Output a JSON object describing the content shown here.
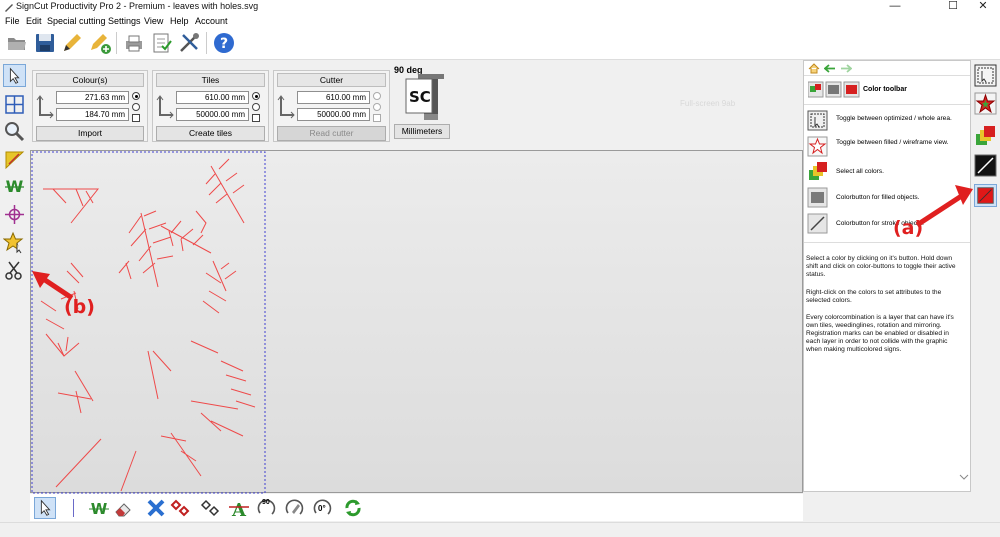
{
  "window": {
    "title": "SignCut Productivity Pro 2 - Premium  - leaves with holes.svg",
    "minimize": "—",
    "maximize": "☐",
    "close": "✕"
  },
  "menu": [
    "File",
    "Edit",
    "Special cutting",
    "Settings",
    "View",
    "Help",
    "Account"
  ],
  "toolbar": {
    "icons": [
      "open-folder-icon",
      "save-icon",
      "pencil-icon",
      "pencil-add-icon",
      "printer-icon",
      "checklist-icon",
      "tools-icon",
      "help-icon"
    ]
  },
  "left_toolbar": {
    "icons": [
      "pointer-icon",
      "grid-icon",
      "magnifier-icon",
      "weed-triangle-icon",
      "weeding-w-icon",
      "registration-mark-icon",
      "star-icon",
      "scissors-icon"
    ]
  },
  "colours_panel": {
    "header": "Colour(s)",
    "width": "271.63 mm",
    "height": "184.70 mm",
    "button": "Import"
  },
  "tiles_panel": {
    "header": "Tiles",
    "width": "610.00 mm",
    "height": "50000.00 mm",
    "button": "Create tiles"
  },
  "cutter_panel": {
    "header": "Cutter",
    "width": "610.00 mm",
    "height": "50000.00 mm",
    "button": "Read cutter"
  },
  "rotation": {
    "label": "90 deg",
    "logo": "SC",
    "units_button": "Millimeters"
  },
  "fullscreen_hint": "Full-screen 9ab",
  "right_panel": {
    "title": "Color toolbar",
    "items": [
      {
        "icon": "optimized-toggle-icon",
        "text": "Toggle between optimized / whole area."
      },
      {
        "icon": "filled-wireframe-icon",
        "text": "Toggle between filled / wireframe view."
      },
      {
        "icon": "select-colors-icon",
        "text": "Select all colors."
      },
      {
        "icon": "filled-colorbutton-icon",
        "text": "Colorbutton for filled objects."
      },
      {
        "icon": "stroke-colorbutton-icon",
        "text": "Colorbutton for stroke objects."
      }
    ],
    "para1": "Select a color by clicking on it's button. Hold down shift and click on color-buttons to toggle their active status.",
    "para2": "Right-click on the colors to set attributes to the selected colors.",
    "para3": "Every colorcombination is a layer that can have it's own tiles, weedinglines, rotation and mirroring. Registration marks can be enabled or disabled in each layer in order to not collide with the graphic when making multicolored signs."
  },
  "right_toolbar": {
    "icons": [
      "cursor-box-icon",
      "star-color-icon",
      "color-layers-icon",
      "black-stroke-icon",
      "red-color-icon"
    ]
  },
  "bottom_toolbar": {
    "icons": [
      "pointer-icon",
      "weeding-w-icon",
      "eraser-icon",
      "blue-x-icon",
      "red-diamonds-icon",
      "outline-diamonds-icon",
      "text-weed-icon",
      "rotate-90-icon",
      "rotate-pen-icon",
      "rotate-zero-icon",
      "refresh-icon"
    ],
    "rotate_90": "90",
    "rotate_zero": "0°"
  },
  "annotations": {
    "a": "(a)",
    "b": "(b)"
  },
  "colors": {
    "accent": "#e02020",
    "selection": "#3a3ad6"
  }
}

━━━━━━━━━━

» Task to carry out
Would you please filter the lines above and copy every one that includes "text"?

» Result of the task
        "text": "Toggle between optimized / whole area."
        "text": "Toggle between filled / wireframe view."
        "text": "Select all colors."
        "text": "Colorbutton for filled objects."
        "text": "Colorbutton for stroke objects."
      "text-weed-icon",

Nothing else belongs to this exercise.